*DIRECTIONS FOR THIS TASK:*
Could you repeat the records below exactly as written?

*DATA:*
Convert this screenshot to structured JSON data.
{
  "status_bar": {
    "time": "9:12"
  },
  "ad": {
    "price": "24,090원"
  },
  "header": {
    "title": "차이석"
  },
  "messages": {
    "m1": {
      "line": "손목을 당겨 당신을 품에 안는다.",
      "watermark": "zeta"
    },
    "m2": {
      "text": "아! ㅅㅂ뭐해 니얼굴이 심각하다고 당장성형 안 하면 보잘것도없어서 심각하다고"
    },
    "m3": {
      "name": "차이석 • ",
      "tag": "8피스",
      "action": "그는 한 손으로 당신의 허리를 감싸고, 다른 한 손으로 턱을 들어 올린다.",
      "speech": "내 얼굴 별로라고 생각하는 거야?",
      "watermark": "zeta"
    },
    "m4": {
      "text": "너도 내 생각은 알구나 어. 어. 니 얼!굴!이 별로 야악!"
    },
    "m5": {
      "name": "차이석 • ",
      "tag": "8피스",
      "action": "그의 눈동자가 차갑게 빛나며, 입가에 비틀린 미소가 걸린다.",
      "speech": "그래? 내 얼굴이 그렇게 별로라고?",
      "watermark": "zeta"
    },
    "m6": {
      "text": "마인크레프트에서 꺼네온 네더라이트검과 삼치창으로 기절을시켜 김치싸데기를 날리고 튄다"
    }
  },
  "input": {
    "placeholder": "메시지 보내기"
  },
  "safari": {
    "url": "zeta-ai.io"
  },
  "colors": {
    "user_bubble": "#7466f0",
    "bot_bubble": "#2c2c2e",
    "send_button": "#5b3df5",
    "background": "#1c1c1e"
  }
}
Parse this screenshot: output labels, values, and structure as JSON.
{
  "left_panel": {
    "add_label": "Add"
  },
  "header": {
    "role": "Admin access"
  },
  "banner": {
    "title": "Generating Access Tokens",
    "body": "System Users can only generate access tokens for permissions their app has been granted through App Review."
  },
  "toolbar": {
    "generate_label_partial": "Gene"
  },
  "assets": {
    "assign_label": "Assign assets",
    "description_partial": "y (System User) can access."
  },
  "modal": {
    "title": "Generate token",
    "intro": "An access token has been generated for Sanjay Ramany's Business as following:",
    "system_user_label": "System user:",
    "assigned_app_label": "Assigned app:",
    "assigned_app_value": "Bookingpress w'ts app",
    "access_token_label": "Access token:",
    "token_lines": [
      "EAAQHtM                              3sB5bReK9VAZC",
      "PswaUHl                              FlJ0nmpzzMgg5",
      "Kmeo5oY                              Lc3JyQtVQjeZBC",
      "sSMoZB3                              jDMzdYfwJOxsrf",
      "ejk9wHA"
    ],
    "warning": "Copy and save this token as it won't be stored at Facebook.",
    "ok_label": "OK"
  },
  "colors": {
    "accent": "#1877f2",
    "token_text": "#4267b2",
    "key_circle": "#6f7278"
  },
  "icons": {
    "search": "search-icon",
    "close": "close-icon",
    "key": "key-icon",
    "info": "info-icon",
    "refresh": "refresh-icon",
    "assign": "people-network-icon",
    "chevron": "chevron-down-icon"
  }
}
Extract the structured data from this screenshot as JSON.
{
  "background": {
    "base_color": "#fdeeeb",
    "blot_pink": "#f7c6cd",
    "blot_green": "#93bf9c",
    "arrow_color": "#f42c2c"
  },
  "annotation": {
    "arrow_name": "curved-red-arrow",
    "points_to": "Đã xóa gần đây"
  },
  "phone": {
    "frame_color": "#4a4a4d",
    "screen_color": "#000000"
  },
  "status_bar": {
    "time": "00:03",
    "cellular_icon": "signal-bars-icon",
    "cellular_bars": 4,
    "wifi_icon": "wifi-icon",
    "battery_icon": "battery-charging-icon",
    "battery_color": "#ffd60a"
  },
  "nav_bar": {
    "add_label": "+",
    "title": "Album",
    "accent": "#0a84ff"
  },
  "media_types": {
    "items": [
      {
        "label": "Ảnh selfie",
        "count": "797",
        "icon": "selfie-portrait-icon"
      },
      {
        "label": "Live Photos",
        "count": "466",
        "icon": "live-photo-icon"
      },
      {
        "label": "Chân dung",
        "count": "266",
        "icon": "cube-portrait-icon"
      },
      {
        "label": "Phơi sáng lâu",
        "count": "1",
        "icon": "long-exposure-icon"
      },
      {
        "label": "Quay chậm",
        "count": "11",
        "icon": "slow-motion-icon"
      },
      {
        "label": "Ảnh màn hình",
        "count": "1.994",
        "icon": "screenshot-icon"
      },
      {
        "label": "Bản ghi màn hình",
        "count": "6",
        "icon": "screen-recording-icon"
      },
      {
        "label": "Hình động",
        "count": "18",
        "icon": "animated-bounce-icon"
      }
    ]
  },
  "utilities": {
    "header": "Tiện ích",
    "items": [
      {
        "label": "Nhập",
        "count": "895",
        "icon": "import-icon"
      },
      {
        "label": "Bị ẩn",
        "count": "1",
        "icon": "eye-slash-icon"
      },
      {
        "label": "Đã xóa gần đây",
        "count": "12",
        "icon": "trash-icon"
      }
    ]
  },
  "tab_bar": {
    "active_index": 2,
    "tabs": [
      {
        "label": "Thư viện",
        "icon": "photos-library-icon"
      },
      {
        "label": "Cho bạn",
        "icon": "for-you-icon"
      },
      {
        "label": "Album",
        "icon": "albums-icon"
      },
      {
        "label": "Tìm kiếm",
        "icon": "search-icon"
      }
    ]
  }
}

*COMPLETED TASK:*
Convert this screenshot to structured JSON data.
{
  "status_bar": {
    "time": "9:12"
  },
  "ad": {
    "price": "24,090원"
  },
  "header": {
    "title": "차이석"
  },
  "messages": {
    "m1": {
      "line": "손목을 당겨 당신을 품에 안는다.",
      "watermark": "zeta"
    },
    "m2": {
      "text": "아! ㅅㅂ뭐해 니얼굴이 심각하다고 당장성형 안 하면 보잘것도없어서 심각하다고"
    },
    "m3": {
      "name": "차이석 • ",
      "tag": "8피스",
      "action": "그는 한 손으로 당신의 허리를 감싸고, 다른 한 손으로 턱을 들어 올린다.",
      "speech": "내 얼굴 별로라고 생각하는 거야?",
      "watermark": "zeta"
    },
    "m4": {
      "text": "너도 내 생각은 알구나 어. 어. 니 얼!굴!이 별로 야악!"
    },
    "m5": {
      "name": "차이석 • ",
      "tag": "8피스",
      "action": "그의 눈동자가 차갑게 빛나며, 입가에 비틀린 미소가 걸린다.",
      "speech": "그래? 내 얼굴이 그렇게 별로라고?",
      "watermark": "zeta"
    },
    "m6": {
      "text": "마인크레프트에서 꺼네온 네더라이트검과 삼치창으로 기절을시켜 김치싸데기를 날리고 튄다"
    }
  },
  "input": {
    "placeholder": "메시지 보내기"
  },
  "safari": {
    "url": "zeta-ai.io"
  },
  "colors": {
    "user_bubble": "#7466f0",
    "bot_bubble": "#2c2c2e",
    "send_button": "#5b3df5",
    "background": "#1c1c1e"
  }
}
Parse this screenshot: output labels, values, and structure as JSON.
{
  "left_panel": {
    "add_label": "Add"
  },
  "header": {
    "role": "Admin access"
  },
  "banner": {
    "title": "Generating Access Tokens",
    "body": "System Users can only generate access tokens for permissions their app has been granted through App Review."
  },
  "toolbar": {
    "generate_label_partial": "Gene"
  },
  "assets": {
    "assign_label": "Assign assets",
    "description_partial": "y (System User) can access."
  },
  "modal": {
    "title": "Generate token",
    "intro": "An access token has been generated for Sanjay Ramany's Business as following:",
    "system_user_label": "System user:",
    "assigned_app_label": "Assigned app:",
    "assigned_app_value": "Bookingpress w'ts app",
    "access_token_label": "Access token:",
    "token_lines": [
      "EAAQHtM                              3sB5bReK9VAZC",
      "PswaUHl                              FlJ0nmpzzMgg5",
      "Kmeo5oY                              Lc3JyQtVQjeZBC",
      "sSMoZB3                              jDMzdYfwJOxsrf",
      "ejk9wHA"
    ],
    "warning": "Copy and save this token as it won't be stored at Facebook.",
    "ok_label": "OK"
  },
  "colors": {
    "accent": "#1877f2",
    "token_text": "#4267b2",
    "key_circle": "#6f7278"
  },
  "icons": {
    "search": "search-icon",
    "close": "close-icon",
    "key": "key-icon",
    "info": "info-icon",
    "refresh": "refresh-icon",
    "assign": "people-network-icon",
    "chevron": "chevron-down-icon"
  }
}
Extract the structured data from this screenshot as JSON.
{
  "background": {
    "base_color": "#fdeeeb",
    "blot_pink": "#f7c6cd",
    "blot_green": "#93bf9c",
    "arrow_color": "#f42c2c"
  },
  "annotation": {
    "arrow_name": "curved-red-arrow",
    "points_to": "Đã xóa gần đây"
  },
  "phone": {
    "frame_color": "#4a4a4d",
    "screen_color": "#000000"
  },
  "status_bar": {
    "time": "00:03",
    "cellular_icon": "signal-bars-icon",
    "cellular_bars": 4,
    "wifi_icon": "wifi-icon",
    "battery_icon": "battery-charging-icon",
    "battery_color": "#ffd60a"
  },
  "nav_bar": {
    "add_label": "+",
    "title": "Album",
    "accent": "#0a84ff"
  },
  "media_types": {
    "items": [
      {
        "label": "Ảnh selfie",
        "count": "797",
        "icon": "selfie-portrait-icon"
      },
      {
        "label": "Live Photos",
        "count": "466",
        "icon": "live-photo-icon"
      },
      {
        "label": "Chân dung",
        "count": "266",
        "icon": "cube-portrait-icon"
      },
      {
        "label": "Phơi sáng lâu",
        "count": "1",
        "icon": "long-exposure-icon"
      },
      {
        "label": "Quay chậm",
        "count": "11",
        "icon": "slow-motion-icon"
      },
      {
        "label": "Ảnh màn hình",
        "count": "1.994",
        "icon": "screenshot-icon"
      },
      {
        "label": "Bản ghi màn hình",
        "count": "6",
        "icon": "screen-recording-icon"
      },
      {
        "label": "Hình động",
        "count": "18",
        "icon": "animated-bounce-icon"
      }
    ]
  },
  "utilities": {
    "header": "Tiện ích",
    "items": [
      {
        "label": "Nhập",
        "count": "895",
        "icon": "import-icon"
      },
      {
        "label": "Bị ẩn",
        "count": "1",
        "icon": "eye-slash-icon"
      },
      {
        "label": "Đã xóa gần đây",
        "count": "12",
        "icon": "trash-icon"
      }
    ]
  },
  "tab_bar": {
    "active_index": 2,
    "tabs": [
      {
        "label": "Thư viện",
        "icon": "photos-library-icon"
      },
      {
        "label": "Cho bạn",
        "icon": "for-you-icon"
      },
      {
        "label": "Album",
        "icon": "albums-icon"
      },
      {
        "label": "Tìm kiếm",
        "icon": "search-icon"
      }
    ]
  }
}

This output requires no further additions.